Assignment> From the entries below, gather each line containing the word "JSON".

============

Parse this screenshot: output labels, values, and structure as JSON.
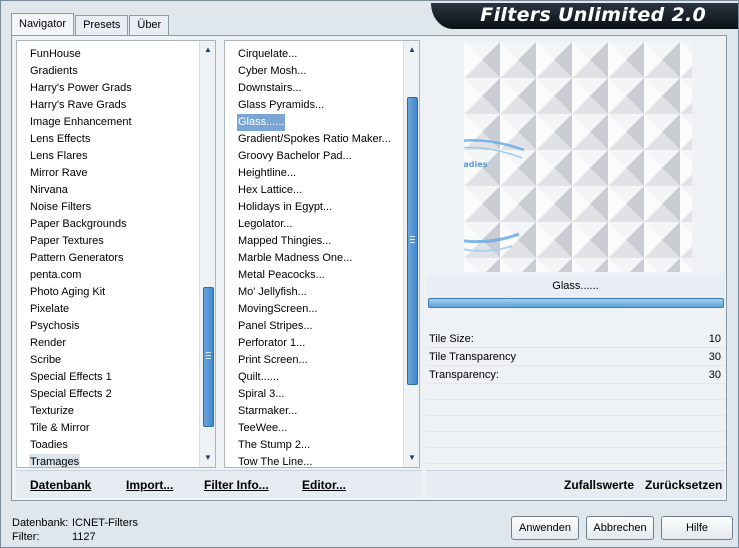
{
  "tabs": [
    {
      "label": "Navigator"
    },
    {
      "label": "Presets"
    },
    {
      "label": "Über"
    }
  ],
  "title": "Filters Unlimited 2.0",
  "categories": [
    "FunHouse",
    "Gradients",
    "Harry's Power Grads",
    "Harry's Rave Grads",
    "Image Enhancement",
    "Lens Effects",
    "Lens Flares",
    "Mirror Rave",
    "Nirvana",
    "Noise Filters",
    "Paper Backgrounds",
    "Paper Textures",
    "Pattern Generators",
    "penta.com",
    "Photo Aging Kit",
    "Pixelate",
    "Psychosis",
    "Render",
    "Scribe",
    "Special Effects 1",
    "Special Effects 2",
    "Texturize",
    "Tile & Mirror",
    "Toadies",
    "Tramages"
  ],
  "filters": [
    "Cirquelate...",
    "Cyber Mosh...",
    "Downstairs...",
    "Glass Pyramids...",
    "Glass......",
    "Gradient/Spokes Ratio Maker...",
    "Groovy Bachelor Pad...",
    "Heightline...",
    "Hex Lattice...",
    "Holidays in Egypt...",
    "Legolator...",
    "Mapped Thingies...",
    "Marble Madness One...",
    "Metal Peacocks...",
    "Mo' Jellyfish...",
    "MovingScreen...",
    "Panel Stripes...",
    "Perforator 1...",
    "Print Screen...",
    "Quilt......",
    "Spiral 3...",
    "Starmaker...",
    "TeeWee...",
    "The Stump 2...",
    "Tow The Line..."
  ],
  "left_buttons": {
    "database": "Datenbank",
    "import": "Import...",
    "filter_info": "Filter Info...",
    "editor": "Editor..."
  },
  "right_buttons": {
    "random": "Zufallswerte",
    "reset": "Zurücksetzen"
  },
  "selected_filter": "Glass......",
  "params": [
    {
      "label": "Tile Size:",
      "value": "10"
    },
    {
      "label": "Tile Transparency",
      "value": "30"
    },
    {
      "label": "Transparency:",
      "value": "30"
    }
  ],
  "status": {
    "db_label": "Datenbank:",
    "db_value": "ICNET-Filters",
    "filter_label": "Filter:",
    "filter_value": "1127"
  },
  "dialog_buttons": {
    "apply": "Anwenden",
    "cancel": "Abbrechen",
    "help": "Hilfe"
  },
  "watermark": "©Bastelparadies",
  "colors": {
    "selection": "#7aa6d6",
    "scroll_thumb": "#4a90d2",
    "title_bar": "#131a22"
  }
}
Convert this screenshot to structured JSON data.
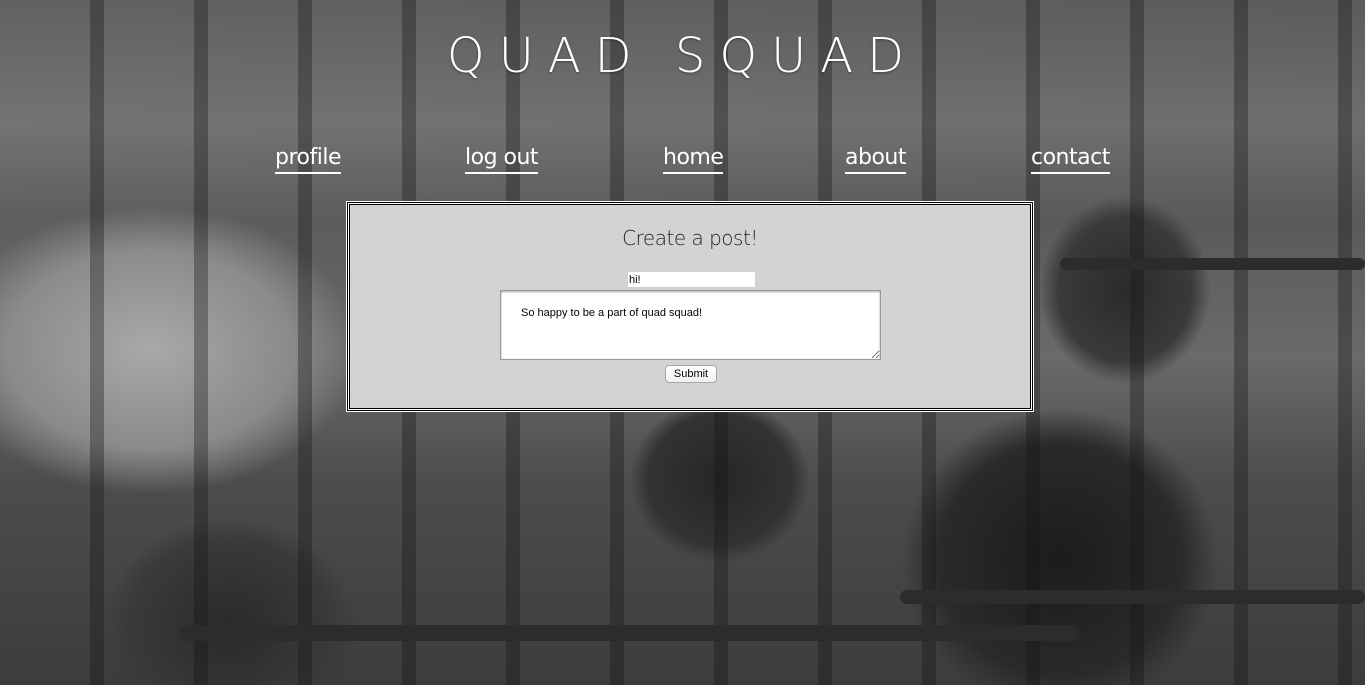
{
  "header": {
    "title": "QUAD SQUAD"
  },
  "nav": {
    "items": [
      {
        "label": "profile"
      },
      {
        "label": "log out"
      },
      {
        "label": "home"
      },
      {
        "label": "about"
      },
      {
        "label": "contact"
      }
    ]
  },
  "post_form": {
    "heading": "Create a post!",
    "title_value": "hi!",
    "body_value": "So happy to be a part of quad squad!",
    "submit_label": "Submit"
  },
  "colors": {
    "panel_background": "#d3d3d3",
    "nav_text": "#ffffff"
  },
  "icons": {
    "background": "gym-photo-background"
  }
}
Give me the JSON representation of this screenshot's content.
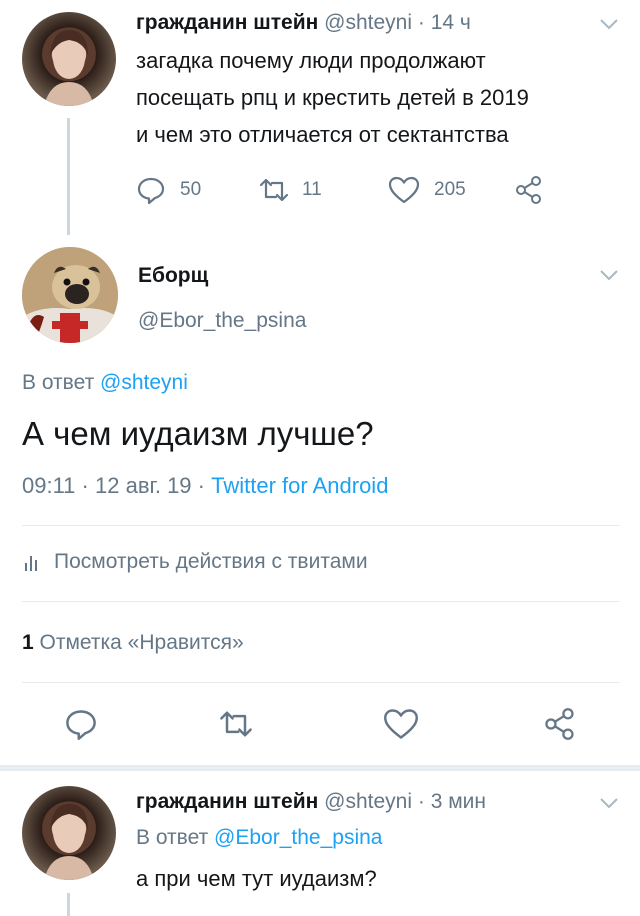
{
  "tweet1": {
    "display_name": "гражданин штейн",
    "handle": "@shteyni",
    "sep": "·",
    "time": "14 ч",
    "text_lines": [
      "загадка почему люди продолжают",
      "посещать рпц и крестить детей в 2019",
      "и чем это отличается от сектантства"
    ],
    "replies": "50",
    "retweets": "11",
    "likes": "205"
  },
  "main_tweet": {
    "display_name": "Еборщ",
    "handle": "@Ebor_the_psina",
    "reply_prefix": "В ответ",
    "reply_to": "@shteyni",
    "text": "А чем иудаизм лучше?",
    "time": "09:11",
    "sep1": "·",
    "date": "12 авг. 19",
    "sep2": "·",
    "source": "Twitter for Android",
    "activity_label": "Посмотреть действия с твитами",
    "likes_count": "1",
    "likes_label": "Отметка «Нравится»"
  },
  "tweet3": {
    "display_name": "гражданин штейн",
    "handle": "@shteyni",
    "sep": "·",
    "time": "3 мин",
    "reply_prefix": "В ответ",
    "reply_to": "@Ebor_the_psina",
    "text": "а при чем тут иудаизм?"
  },
  "colors": {
    "accent": "#1da1f2",
    "text": "#14171a",
    "muted": "#657786",
    "divider": "#e6ecf0"
  },
  "icons": {
    "reply": "reply-icon",
    "retweet": "retweet-icon",
    "like": "heart-icon",
    "share": "share-icon",
    "more": "chevron-down-icon",
    "activity": "bar-chart-icon"
  }
}
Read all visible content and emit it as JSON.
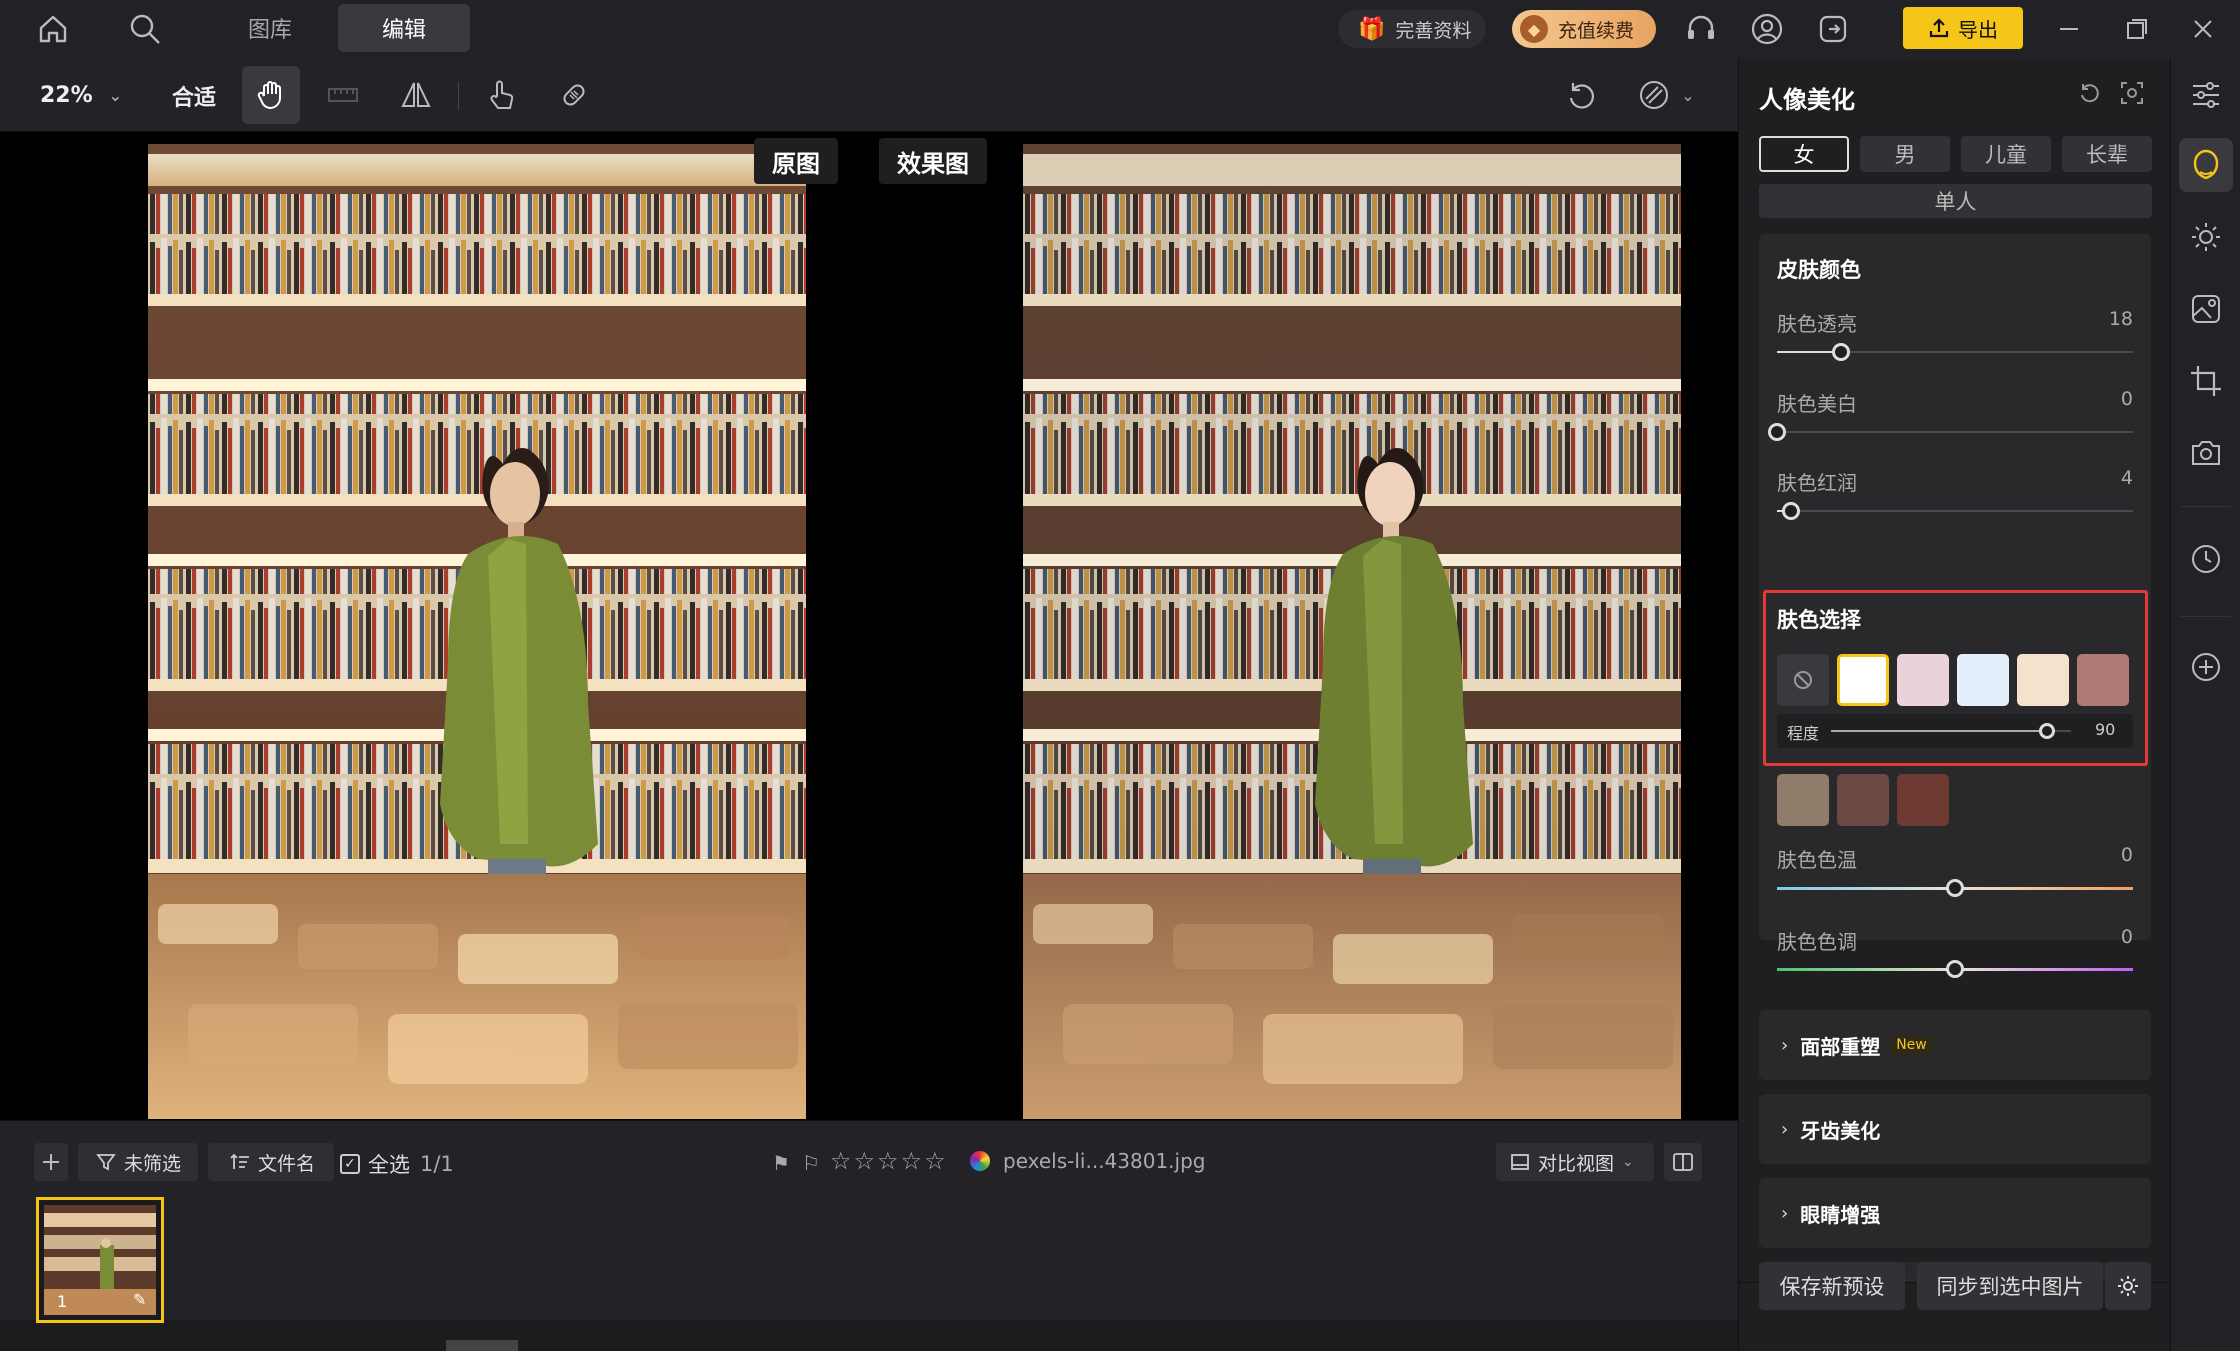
{
  "nav": {
    "tabs": [
      {
        "label": "图库"
      },
      {
        "label": "编辑"
      }
    ]
  },
  "header": {
    "profile_label": "完善资料",
    "vip_label": "充值续费",
    "export_label": "导出"
  },
  "toolbar": {
    "zoom": "22%",
    "fit_label": "合适"
  },
  "canvas": {
    "original_label": "原图",
    "effect_label": "效果图"
  },
  "filmstrip": {
    "filter_label": "未筛选",
    "sort_label": "文件名",
    "select_all_label": "全选",
    "count": "1/1",
    "filename": "pexels-li...43801.jpg",
    "view_mode": "对比视图",
    "thumb_index": "1",
    "rating_stars": 5
  },
  "panel": {
    "title": "人像美化",
    "gender_tabs": [
      {
        "label": "女"
      },
      {
        "label": "男"
      },
      {
        "label": "儿童"
      },
      {
        "label": "长辈"
      }
    ],
    "person_mode": "单人",
    "skin_color_title": "皮肤颜色",
    "sliders": [
      {
        "label": "肤色透亮",
        "value": "18",
        "level": 0.18
      },
      {
        "label": "肤色美白",
        "value": "0",
        "level": 0
      },
      {
        "label": "肤色红润",
        "value": "4",
        "level": 0.04
      }
    ],
    "skin_select_title": "肤色选择",
    "swatches_row1": [
      "#ffffff",
      "#ead3d8",
      "#e3f0fb",
      "#f4e2cc",
      "#b07a74"
    ],
    "swatches_row2": [
      "#8f7d6a",
      "#6b4a45",
      "#6e3b33"
    ],
    "degree_label": "程度",
    "degree_value": "90",
    "degree_level": 0.9,
    "temp_label": "肤色色温",
    "temp_value": "0",
    "tone_label": "肤色色调",
    "tone_value": "0",
    "sections": [
      {
        "label": "面部重塑"
      },
      {
        "label": "牙齿美化"
      },
      {
        "label": "眼睛增强"
      }
    ],
    "new_badge": "New",
    "save_preset": "保存新预设",
    "sync_label": "同步到选中图片"
  },
  "colors": {
    "accent": "#f5c518",
    "highlight": "#e53935"
  }
}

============

Result of the exercise>
Parse this screenshot: output labels, values, and structure as JSON.
Convert this screenshot to structured JSON data.
Give me the JSON representation of this screenshot's content.
Read all visible content and emit it as JSON.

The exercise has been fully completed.